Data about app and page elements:
=-=-=
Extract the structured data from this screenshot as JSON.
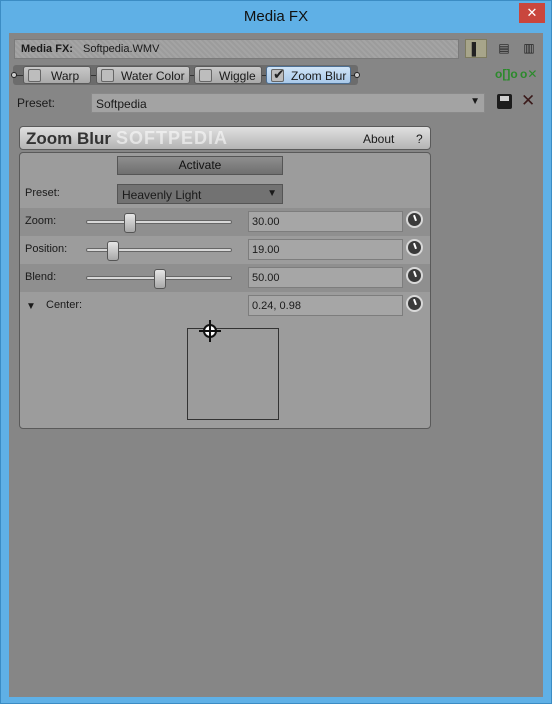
{
  "window": {
    "title": "Media FX",
    "close_label": "✕"
  },
  "fxbar": {
    "label": "Media FX:",
    "value": "Softpedia.WMV"
  },
  "view_buttons": [
    "▌",
    "▤",
    "▥"
  ],
  "chain": [
    {
      "label": "Warp",
      "checked": false
    },
    {
      "label": "Water Color",
      "checked": false
    },
    {
      "label": "Wiggle",
      "checked": false
    },
    {
      "label": "Zoom Blur",
      "checked": true
    }
  ],
  "chain_icons": [
    "plug-in-chain-icon",
    "remove-plug-in-icon"
  ],
  "preset_row": {
    "label": "Preset:",
    "value": "Softpedia"
  },
  "plugin": {
    "name": "Zoom Blur",
    "watermark": "SOFTPEDIA",
    "about": "About",
    "help": "?",
    "activate": "Activate",
    "preset_label": "Preset:",
    "preset_value": "Heavenly Light",
    "zoom": {
      "label": "Zoom:",
      "value": "30.00",
      "level": 0.3
    },
    "position": {
      "label": "Position:",
      "value": "19.00",
      "level": 0.19
    },
    "blend": {
      "label": "Blend:",
      "value": "50.00",
      "level": 0.5
    },
    "center": {
      "label": "Center:",
      "value": "0.24, 0.98"
    }
  },
  "colors": {
    "title_bar": "#5fb0e6",
    "selected_pill": "#a9c9ea",
    "close": "#c9463d"
  }
}
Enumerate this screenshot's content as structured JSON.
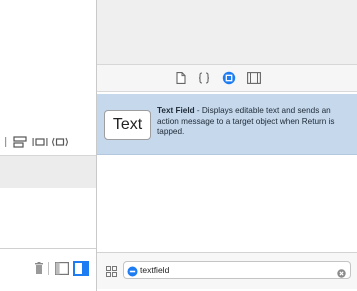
{
  "library": {
    "item": {
      "thumbnail_text": "Text",
      "title": "Text Field",
      "description": " - Displays editable text and sends an action message to a target object when Return is tapped."
    }
  },
  "filter": {
    "value": "textfield",
    "placeholder": "Filter"
  },
  "icons": {
    "library_tabs": [
      "file-icon",
      "braces-icon",
      "object-library-icon",
      "media-icon"
    ],
    "left_toolbar": [
      "align-icon",
      "pin-icon",
      "resolve-icon"
    ],
    "left_bottom": [
      "trash-icon",
      "split-view-icon",
      "toggle-panel-icon"
    ]
  },
  "colors": {
    "accent": "#1d7cf2",
    "selected_row": "#c6d8ec"
  }
}
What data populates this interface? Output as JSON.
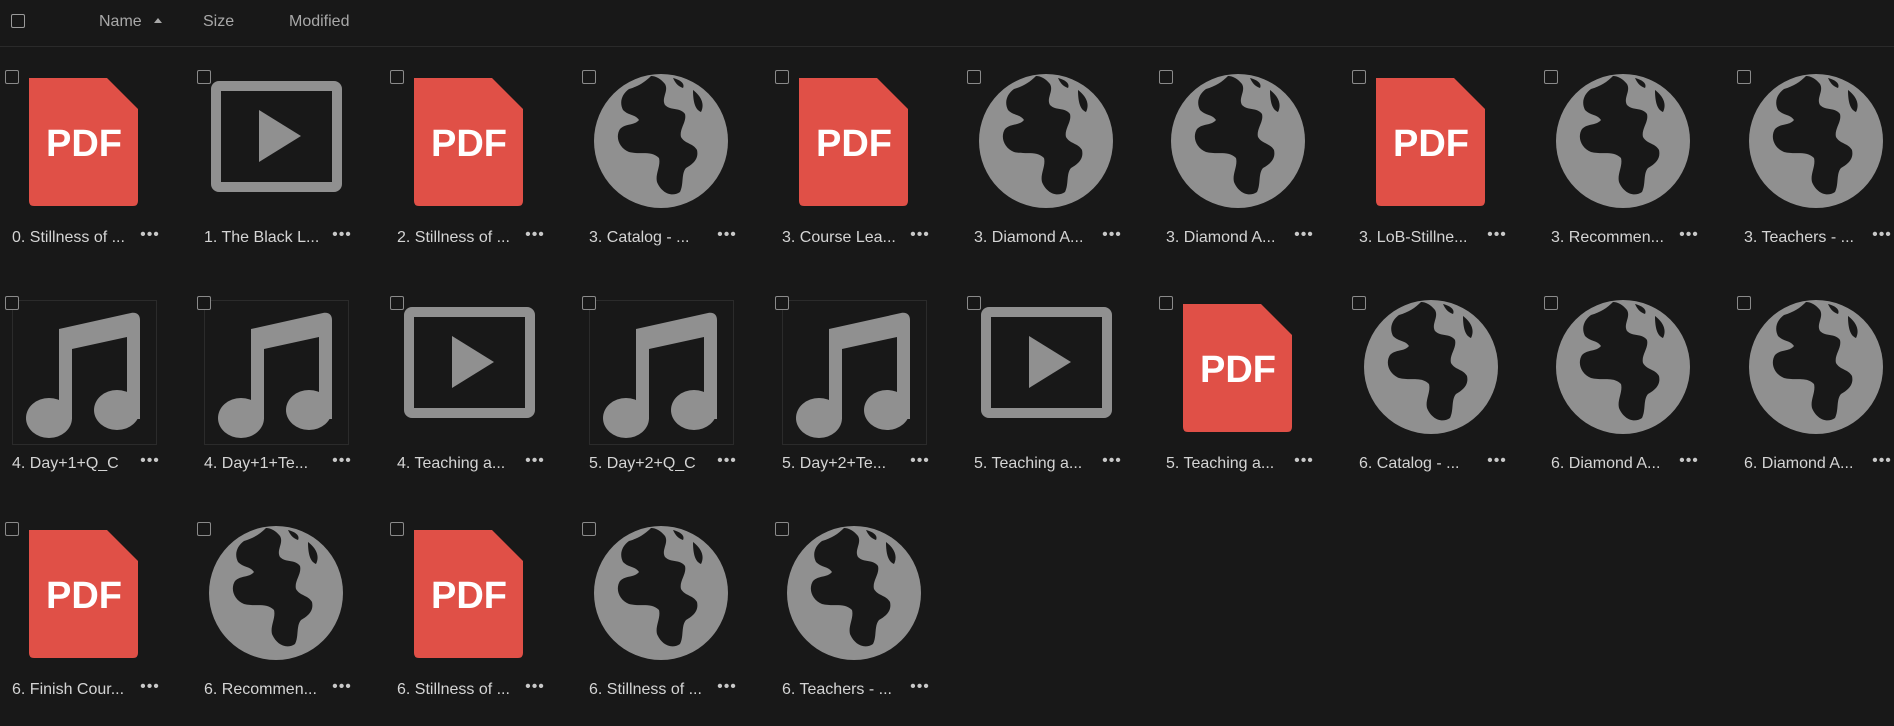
{
  "header": {
    "name_label": "Name",
    "size_label": "Size",
    "modified_label": "Modified",
    "sort_icon": "sort-ascending-icon"
  },
  "colors": {
    "background": "#181818",
    "pdf_red": "#e05047",
    "icon_gray": "#909090"
  },
  "more_label": "•••",
  "files": [
    {
      "name": "0. Stillness of ...",
      "icon": "pdf-icon"
    },
    {
      "name": "1. The Black L...",
      "icon": "video-icon"
    },
    {
      "name": "2. Stillness of ...",
      "icon": "pdf-icon"
    },
    {
      "name": "3. Catalog - ...",
      "icon": "globe-icon"
    },
    {
      "name": "3. Course Lea...",
      "icon": "pdf-icon"
    },
    {
      "name": "3. Diamond A...",
      "icon": "globe-icon"
    },
    {
      "name": "3. Diamond A...",
      "icon": "globe-icon"
    },
    {
      "name": "3. LoB-Stillne...",
      "icon": "pdf-icon"
    },
    {
      "name": "3. Recommen...",
      "icon": "globe-icon"
    },
    {
      "name": "3. Teachers - ...",
      "icon": "globe-icon"
    },
    {
      "name": "4. Day+1+Q_C",
      "icon": "music-icon"
    },
    {
      "name": "4. Day+1+Te...",
      "icon": "music-icon"
    },
    {
      "name": "4. Teaching a...",
      "icon": "video-icon"
    },
    {
      "name": "5. Day+2+Q_C",
      "icon": "music-icon"
    },
    {
      "name": "5. Day+2+Te...",
      "icon": "music-icon"
    },
    {
      "name": "5. Teaching a...",
      "icon": "video-icon"
    },
    {
      "name": "5. Teaching a...",
      "icon": "pdf-icon"
    },
    {
      "name": "6. Catalog - ...",
      "icon": "globe-icon"
    },
    {
      "name": "6. Diamond A...",
      "icon": "globe-icon"
    },
    {
      "name": "6. Diamond A...",
      "icon": "globe-icon"
    },
    {
      "name": "6. Finish Cour...",
      "icon": "pdf-icon"
    },
    {
      "name": "6. Recommen...",
      "icon": "globe-icon"
    },
    {
      "name": "6. Stillness of ...",
      "icon": "pdf-icon"
    },
    {
      "name": "6. Stillness of ...",
      "icon": "globe-icon"
    },
    {
      "name": "6. Teachers - ...",
      "icon": "globe-icon"
    }
  ]
}
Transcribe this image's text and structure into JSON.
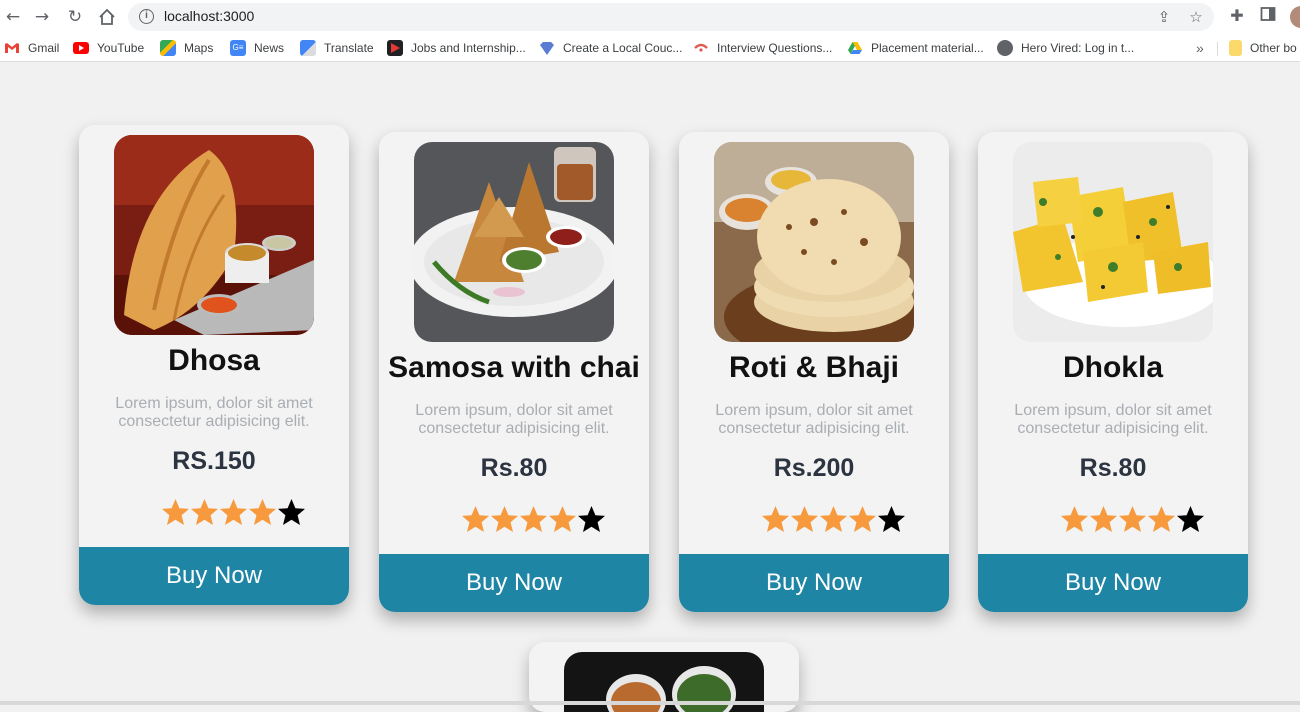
{
  "browser": {
    "url": "localhost:3000",
    "nav": {
      "back_icon": "arrow-left-icon",
      "forward_icon": "arrow-right-icon",
      "reload_icon": "reload-icon",
      "home_icon": "home-icon"
    },
    "bookmarks": [
      {
        "label": "Gmail",
        "icon": "gmail-icon",
        "color": "#ea4335"
      },
      {
        "label": "YouTube",
        "icon": "youtube-icon",
        "color": "#ff0000"
      },
      {
        "label": "Maps",
        "icon": "maps-icon",
        "color": "#34a853"
      },
      {
        "label": "News",
        "icon": "news-icon",
        "color": "#4285f4"
      },
      {
        "label": "Translate",
        "icon": "translate-icon",
        "color": "#4285f4"
      },
      {
        "label": "Jobs and Internship...",
        "icon": "jobs-icon",
        "color": "#b71c1c"
      },
      {
        "label": "Create a Local Couc...",
        "icon": "couch-icon",
        "color": "#5b7bd5"
      },
      {
        "label": "Interview Questions...",
        "icon": "interview-icon",
        "color": "#e05a4f"
      },
      {
        "label": "Placement material...",
        "icon": "drive-icon",
        "color": "#fbbc04"
      },
      {
        "label": "Hero Vired: Log in t...",
        "icon": "globe-icon",
        "color": "#5f6368"
      }
    ],
    "bookmarks_more": "»",
    "other_bookmarks": "Other bo"
  },
  "products": [
    {
      "name": "Dhosa",
      "description": "Lorem ipsum, dolor sit amet consectetur adipisicing elit.",
      "price": "RS.150",
      "rating": 4,
      "max_rating": 5,
      "button": "Buy Now"
    },
    {
      "name": "Samosa with chai",
      "description": "Lorem ipsum, dolor sit amet consectetur adipisicing elit.",
      "price": "Rs.80",
      "rating": 4,
      "max_rating": 5,
      "button": "Buy Now"
    },
    {
      "name": "Roti & Bhaji",
      "description": "Lorem ipsum, dolor sit amet consectetur adipisicing elit.",
      "price": "Rs.200",
      "rating": 4,
      "max_rating": 5,
      "button": "Buy Now"
    },
    {
      "name": "Dhokla",
      "description": "Lorem ipsum, dolor sit amet consectetur adipisicing elit.",
      "price": "Rs.80",
      "rating": 4,
      "max_rating": 5,
      "button": "Buy Now"
    }
  ],
  "colors": {
    "button_bg": "#1f85a5",
    "star_filled": "#f79a3e",
    "star_empty": "#000000",
    "page_bg": "#f1f1f1"
  }
}
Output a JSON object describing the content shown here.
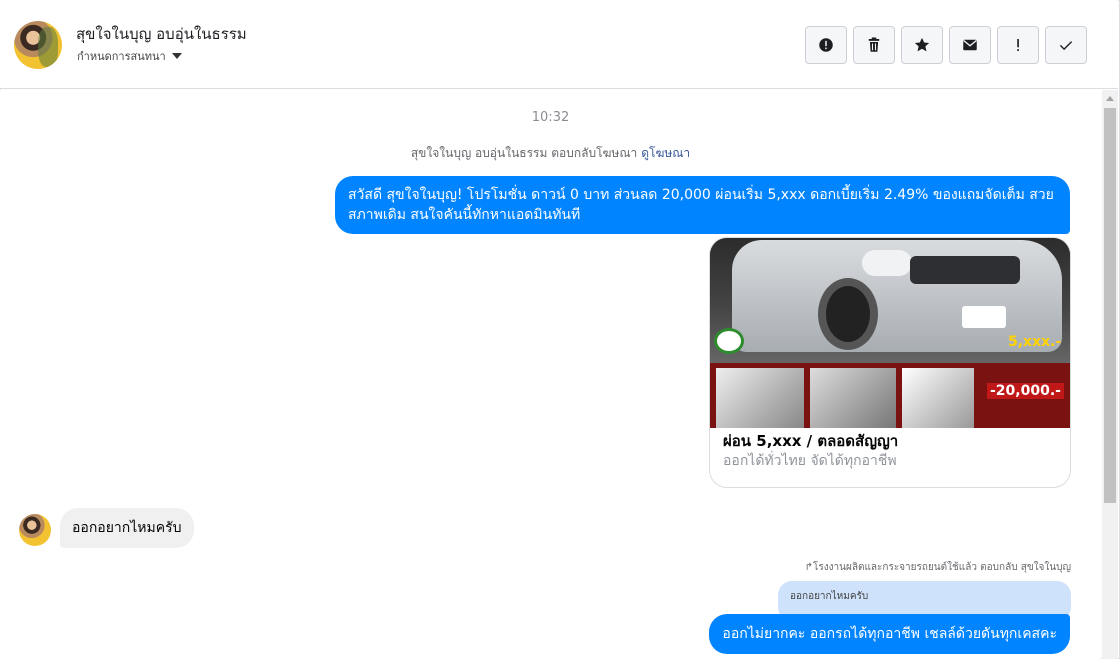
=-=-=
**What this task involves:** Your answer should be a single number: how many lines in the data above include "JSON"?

**Answer box:** 5